I’m the last person to say a new mama can’t be sexy. But this bikini contest for pregnant women is bizarro. Moms-to-be don’t need to pop every which way out of a thong bikini to look beautiful. And seriously, anyone who is that knocked up shouldn’t be allowed to wear platform boots unless she’s trying to self-abort during a disco dance-off.
But hey, one pregnant woman’s pickles and ice cream is another pregnant woman’s fishnet thigh-highs. [Dlisted]
UPDATE: Oh hai! So, seems some of y’all didn’t quite get that Jessica was kidding. Well, she was. Hugely. PUN! I would like to assume anyone who’s read Jessica’s stuff on The Frisky — and complained about her being fat-centric or something — would get that she wasn’t being serious, but for those of you who were unaware, this was meant entirely tongue in cheek. And now I shall return to devouring a pint of ice cream and a jar of pickles. Even though I am not pregnant. Keep reading »
I’m a full-time mom. You know the type. My days are spent cooking meals, doing dishes, buying groceries, doing laundry, walking dogs, wiping noses, clipping toenails, and performing every other pleasant and unpleasant task required to keep two kids, two dogs, two frogs and a hamster alive and relatively happy. But for my birthday weekend, I left all that behind for three days at Ladies Rock Camp. Keep reading »

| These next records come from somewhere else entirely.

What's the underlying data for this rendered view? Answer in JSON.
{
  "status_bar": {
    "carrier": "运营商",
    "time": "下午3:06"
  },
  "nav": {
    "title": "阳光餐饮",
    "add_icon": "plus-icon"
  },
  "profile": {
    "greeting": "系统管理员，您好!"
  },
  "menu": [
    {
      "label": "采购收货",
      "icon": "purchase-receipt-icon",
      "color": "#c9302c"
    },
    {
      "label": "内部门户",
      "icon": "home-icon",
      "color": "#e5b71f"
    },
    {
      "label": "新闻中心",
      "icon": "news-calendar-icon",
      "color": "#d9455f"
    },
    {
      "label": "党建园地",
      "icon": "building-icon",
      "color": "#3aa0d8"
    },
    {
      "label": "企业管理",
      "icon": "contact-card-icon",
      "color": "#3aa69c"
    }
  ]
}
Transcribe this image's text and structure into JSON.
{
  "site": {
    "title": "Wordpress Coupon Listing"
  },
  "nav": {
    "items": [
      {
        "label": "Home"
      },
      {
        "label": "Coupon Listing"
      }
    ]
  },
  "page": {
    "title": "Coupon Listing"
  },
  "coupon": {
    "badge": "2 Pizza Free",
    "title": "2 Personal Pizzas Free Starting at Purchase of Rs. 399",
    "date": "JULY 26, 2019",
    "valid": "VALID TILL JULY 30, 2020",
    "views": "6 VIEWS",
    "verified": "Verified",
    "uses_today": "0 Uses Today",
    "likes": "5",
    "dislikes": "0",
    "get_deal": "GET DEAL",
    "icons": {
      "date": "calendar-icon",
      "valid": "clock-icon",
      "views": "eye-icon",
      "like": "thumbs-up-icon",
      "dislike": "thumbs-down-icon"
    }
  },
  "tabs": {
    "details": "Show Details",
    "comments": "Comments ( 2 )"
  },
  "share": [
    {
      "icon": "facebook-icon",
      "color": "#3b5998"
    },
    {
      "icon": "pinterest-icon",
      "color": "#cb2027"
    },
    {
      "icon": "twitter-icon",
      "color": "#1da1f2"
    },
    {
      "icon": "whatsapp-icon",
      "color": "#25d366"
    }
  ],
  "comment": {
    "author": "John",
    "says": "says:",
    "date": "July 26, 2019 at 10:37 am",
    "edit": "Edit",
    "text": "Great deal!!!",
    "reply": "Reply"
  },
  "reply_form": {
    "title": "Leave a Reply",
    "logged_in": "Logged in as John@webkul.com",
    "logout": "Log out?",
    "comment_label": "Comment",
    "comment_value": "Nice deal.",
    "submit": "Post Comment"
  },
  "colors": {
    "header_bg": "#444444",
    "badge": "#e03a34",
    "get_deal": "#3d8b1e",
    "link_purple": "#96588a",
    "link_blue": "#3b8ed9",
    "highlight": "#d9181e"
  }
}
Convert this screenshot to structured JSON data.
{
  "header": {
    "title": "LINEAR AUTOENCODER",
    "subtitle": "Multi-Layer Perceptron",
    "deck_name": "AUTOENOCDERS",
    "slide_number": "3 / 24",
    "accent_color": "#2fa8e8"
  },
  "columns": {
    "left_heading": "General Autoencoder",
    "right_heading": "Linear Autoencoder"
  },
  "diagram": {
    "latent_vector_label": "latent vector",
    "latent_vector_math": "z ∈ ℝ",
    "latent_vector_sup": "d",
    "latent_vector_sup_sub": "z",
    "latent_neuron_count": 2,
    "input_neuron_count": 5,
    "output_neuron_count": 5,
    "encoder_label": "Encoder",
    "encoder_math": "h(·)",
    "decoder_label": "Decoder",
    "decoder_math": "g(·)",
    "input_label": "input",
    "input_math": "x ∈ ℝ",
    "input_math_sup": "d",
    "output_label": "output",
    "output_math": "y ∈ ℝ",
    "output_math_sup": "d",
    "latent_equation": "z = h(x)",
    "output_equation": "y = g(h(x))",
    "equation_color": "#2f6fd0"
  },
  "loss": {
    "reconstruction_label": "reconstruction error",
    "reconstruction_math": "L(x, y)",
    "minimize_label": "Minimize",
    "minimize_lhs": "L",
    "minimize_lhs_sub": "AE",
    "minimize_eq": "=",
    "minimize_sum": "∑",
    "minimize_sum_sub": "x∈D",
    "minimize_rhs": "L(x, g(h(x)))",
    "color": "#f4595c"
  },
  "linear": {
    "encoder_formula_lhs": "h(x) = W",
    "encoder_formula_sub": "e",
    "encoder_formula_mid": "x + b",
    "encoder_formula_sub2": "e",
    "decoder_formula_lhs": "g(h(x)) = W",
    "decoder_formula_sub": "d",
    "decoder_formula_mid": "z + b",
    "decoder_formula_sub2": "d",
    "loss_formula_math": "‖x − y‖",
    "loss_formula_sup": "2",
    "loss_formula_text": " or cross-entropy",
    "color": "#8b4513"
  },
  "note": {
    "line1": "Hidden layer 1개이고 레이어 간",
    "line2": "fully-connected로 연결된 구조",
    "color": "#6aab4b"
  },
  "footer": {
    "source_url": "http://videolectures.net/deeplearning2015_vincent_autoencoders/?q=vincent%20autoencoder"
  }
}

“The question of Betty Draper’s motherhood is very peculiar to me. Because we were all raised by women like this. And I know it’s easy to hate her and think she seems childish and impulsive. We’re all here because of women like that. We’ll see how those kids turn out. They could end up being TV writers.”
— Matthew Weiner, “Mad Men” creator, defending Better Draper’s parenting skills. It’s unclear whether the “we” in “we’re all here because of women like that,” refers to writers, TV writers, entertainers, or, literally, everyone. I’ll speak for myself and say I am not here — as a person, a woman, a wife, or a writer — because of a woman like Betty Draper. My mother, like everyone else, isn’t without her flaws, but if she raised me the way Betty is raising her children, I think the only place I’d be right now is in serious psychotherapy. Weiner went on to say, “People must see a lot in themselves, or they wouldn’t be reacting so strongly [to Betty]. I guarantee one thing: If she weren’t so good-looking, they wouldn’t have a problem.” Uh, it’s not her beauty that’s disarming people. Keep reading »
This is the sweetest story: this little boy likes to wear princess clothes and that’s just fine with his mom. Cheryl Kilodavis has written a children’s book called My Princess Boy about how it’s OK for boys, like her son Dyson, to enjoy pretty dresses. It warms my dark, craggy heart. Some moms are the best. [My Princess Boy via Colorlines] Keep reading »